This is Juan Julián Merelo Guervós English-language blog. He teaches computer science at the University of Granada, in southern Spain. Come back here to read about politics, technology, with a new twist

Latest comments

  • Brother Printer Customer Service Phone Number en Technobabble and Mr. Joe Public
  • josef en We live in a black and white world
  • CurtisStern en Obscure "Sin City" movie trivia
  • misbah en About conference poster design and defense
  • Walter D. Lorenz en Bruce Sterling in Spain
  • American Airlines Holiday Hours en Riddles in Kafka on the shore
  • American Airlines Holiday Hours en Riddles in Kafka on the shore
  • experts pi law en Social Networks Analysis is going mainstream
  • MoniqueLMerritt en What is informal distributed evolutionary computation?
  • gyani en Browser-based distibuted evolutionary computation
  • Blogs Out There

    Nelson Minar's Blog
    Jeremy Zawodny's Blog
    Complexes, Carlos Gershenson's blog
    IlliGAL, Genetic Algorithms blog
    Blogging in the wind, Víctor R. Ruiz's blog

    Atalaya, my Spanish language blog
    Geneura@Wordpress, our research group's blog.
    My home page

    Old stories

    Creative Commons License
    This work is licensed under a Creative Commons License.

    Inicio > Historias > Myths, lies, and myths and lies thereof

    Myths, lies, and myths and lies thereof

    John Stossel is probably a very serious person that has written a book about stuff; he's also compiled a list Popularly Reported Misconceptions (via Blogdex). It would be kind of longish to look at each and every one of them. I'll keep some for future blojjing; let's just look at the first:
    Myth No. 10 -- Getting Cold Can Give You a Cold

    He goes on to explain that it's viri who cause common cold; and he's basically right. If you are in the cold in a place where there are no viri, you have a chance next to nil of catching a cold. However, since you don't have Superman's telescopic vision, it's difficult to find out where the hell are the damn bugs. And if you stand out in the cold on the off chance that there are no virus, you might not get a cold while you do it, but you might get it afterwards when you enter a virus-filled warm place with a depressed inmune system because you have been trying to fight the cold.
    Besides, you can get a skin necrosis due to cold, or skin burns if you touch ice, or cold metals.
    It's like saying: staying in the water doesn't kill you. But it might if temperature is much lower than your body.
    The rest are even better... but let's leave them for tomorrow.

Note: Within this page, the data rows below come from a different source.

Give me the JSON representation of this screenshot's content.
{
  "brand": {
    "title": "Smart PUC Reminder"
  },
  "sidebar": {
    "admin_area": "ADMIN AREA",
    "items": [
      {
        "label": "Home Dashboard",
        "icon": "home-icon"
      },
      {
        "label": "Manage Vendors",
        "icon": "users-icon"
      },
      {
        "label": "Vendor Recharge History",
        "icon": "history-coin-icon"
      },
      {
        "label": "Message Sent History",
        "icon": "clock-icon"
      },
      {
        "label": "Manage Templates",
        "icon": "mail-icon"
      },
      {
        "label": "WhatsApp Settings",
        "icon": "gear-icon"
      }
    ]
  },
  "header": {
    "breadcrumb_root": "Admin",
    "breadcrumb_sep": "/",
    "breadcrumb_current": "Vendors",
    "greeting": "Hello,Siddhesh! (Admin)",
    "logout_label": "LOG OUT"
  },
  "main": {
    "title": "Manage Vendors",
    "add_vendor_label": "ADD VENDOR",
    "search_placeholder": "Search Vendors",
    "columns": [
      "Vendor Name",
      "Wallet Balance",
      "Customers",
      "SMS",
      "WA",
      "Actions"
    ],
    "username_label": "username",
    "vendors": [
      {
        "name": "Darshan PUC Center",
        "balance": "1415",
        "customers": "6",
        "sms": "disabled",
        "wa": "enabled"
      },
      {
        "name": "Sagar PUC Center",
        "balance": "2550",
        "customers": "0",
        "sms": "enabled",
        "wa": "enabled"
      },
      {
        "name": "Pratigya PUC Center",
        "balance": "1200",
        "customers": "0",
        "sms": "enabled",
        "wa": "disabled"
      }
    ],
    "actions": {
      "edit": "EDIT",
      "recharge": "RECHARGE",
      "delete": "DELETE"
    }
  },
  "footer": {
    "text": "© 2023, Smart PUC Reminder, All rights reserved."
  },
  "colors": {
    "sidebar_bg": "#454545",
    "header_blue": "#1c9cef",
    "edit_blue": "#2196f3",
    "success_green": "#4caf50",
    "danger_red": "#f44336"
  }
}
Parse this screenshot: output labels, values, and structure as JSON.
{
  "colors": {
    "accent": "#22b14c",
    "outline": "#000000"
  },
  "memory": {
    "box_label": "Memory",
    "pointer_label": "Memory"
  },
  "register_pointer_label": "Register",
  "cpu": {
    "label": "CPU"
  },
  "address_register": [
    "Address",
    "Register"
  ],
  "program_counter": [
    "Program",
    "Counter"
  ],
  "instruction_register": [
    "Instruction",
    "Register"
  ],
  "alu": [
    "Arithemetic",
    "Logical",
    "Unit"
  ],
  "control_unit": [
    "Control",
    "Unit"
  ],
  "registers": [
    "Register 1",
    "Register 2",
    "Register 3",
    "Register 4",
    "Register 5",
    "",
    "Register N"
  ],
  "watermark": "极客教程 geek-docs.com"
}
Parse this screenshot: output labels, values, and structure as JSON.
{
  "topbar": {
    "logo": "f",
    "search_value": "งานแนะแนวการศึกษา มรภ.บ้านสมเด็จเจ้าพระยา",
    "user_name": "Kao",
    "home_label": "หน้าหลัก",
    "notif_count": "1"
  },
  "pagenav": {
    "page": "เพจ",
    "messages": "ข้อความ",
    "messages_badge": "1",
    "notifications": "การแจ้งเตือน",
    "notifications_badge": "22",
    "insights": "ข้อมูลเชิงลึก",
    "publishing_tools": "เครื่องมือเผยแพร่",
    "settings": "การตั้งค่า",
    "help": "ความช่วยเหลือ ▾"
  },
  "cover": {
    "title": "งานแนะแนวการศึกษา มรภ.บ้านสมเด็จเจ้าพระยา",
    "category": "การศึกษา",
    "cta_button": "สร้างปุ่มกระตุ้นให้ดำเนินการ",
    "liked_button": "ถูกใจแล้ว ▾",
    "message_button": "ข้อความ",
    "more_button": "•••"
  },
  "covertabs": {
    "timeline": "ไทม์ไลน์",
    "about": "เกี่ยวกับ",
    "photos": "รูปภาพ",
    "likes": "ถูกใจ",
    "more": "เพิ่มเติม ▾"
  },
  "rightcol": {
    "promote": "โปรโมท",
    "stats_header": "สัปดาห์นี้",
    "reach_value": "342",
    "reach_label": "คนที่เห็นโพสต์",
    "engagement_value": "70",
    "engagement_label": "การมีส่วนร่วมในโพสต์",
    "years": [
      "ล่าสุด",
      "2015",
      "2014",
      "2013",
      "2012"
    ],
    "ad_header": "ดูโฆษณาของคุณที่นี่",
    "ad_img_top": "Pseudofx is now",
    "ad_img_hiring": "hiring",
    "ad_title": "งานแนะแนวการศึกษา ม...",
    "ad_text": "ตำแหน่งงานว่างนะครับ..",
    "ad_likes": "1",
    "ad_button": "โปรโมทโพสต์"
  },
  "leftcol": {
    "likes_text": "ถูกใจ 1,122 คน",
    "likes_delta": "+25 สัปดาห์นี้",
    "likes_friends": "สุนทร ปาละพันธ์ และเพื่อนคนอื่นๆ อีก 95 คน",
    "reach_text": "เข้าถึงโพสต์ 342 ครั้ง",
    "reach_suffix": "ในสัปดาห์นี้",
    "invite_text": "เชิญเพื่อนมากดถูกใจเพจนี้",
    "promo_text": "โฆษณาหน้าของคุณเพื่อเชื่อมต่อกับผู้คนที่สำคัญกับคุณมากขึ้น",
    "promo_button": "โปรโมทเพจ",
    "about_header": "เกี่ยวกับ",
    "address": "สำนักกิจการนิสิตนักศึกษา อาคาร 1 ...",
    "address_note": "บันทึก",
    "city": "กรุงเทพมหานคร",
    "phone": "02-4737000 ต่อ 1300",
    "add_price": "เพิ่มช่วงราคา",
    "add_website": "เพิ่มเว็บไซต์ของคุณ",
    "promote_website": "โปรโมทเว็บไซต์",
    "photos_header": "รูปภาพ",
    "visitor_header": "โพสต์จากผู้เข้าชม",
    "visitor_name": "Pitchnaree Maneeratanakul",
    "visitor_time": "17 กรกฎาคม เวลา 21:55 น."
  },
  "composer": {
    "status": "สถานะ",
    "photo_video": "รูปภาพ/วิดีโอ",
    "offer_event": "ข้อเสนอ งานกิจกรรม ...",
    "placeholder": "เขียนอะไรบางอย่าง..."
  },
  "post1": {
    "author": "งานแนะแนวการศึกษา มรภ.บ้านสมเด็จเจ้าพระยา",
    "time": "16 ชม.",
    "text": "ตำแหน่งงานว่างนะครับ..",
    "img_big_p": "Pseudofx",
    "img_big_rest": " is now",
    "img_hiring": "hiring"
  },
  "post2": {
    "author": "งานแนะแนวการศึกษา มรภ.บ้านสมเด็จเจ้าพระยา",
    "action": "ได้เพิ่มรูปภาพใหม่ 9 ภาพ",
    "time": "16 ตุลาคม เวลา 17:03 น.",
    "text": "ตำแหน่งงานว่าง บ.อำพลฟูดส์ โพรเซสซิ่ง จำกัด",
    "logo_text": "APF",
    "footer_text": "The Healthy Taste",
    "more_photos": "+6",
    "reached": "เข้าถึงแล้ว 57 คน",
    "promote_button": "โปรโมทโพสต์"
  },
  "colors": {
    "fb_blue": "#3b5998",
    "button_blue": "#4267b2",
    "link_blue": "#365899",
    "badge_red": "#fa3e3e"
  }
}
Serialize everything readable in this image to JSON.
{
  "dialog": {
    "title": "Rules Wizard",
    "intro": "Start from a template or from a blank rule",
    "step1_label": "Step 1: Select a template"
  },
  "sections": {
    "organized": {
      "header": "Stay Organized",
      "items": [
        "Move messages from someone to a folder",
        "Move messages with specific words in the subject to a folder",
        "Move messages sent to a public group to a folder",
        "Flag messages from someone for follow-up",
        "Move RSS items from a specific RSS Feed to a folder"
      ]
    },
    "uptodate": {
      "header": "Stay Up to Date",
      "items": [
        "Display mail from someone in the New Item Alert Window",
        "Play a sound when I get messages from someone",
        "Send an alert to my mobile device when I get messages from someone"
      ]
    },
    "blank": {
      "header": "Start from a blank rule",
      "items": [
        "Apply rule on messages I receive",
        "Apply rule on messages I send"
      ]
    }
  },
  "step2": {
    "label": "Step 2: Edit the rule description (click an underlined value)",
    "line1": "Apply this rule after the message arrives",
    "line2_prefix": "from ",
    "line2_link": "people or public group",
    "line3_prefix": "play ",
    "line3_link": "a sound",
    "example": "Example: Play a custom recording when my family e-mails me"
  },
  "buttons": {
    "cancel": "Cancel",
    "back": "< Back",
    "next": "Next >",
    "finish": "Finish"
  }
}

    2004-01-26 01:00 | 3 Comment(s) | Filed in

    Referencias (TrackBacks)

    URL de trackback de esta historia


    De: Chewie Fecha: 2004-01-26 20:53

    But Stossel doesn't just say that those tiny m*th*erf*ck*rs are the ones which cause colds.

    He points to some research that showed that people being cold and wet didn't get more colds than the rest of the research group.

    De: JJ Fecha: 2004-01-27 08:11

    Of course they didn't in a controlled environment. What I say is that people cold and wet are just as likely of getting a cold as anybody else, and probably more.

    De: business it consultant Fecha: 2019-03-13 16:12

    You are out of our electronic lives to come to be a substantial component-- the papers online. Purely speaking, there are in fact no papers, there is normally not the total photos of the print versions of the same name will certainly be placed online, but just certain passages from you.

    Dirección IP: (6587b64bdd)
    ¿Cuánto es: diez mil + uno?

    © 2002 - 2008 jmerelo
    Powered by Blogalia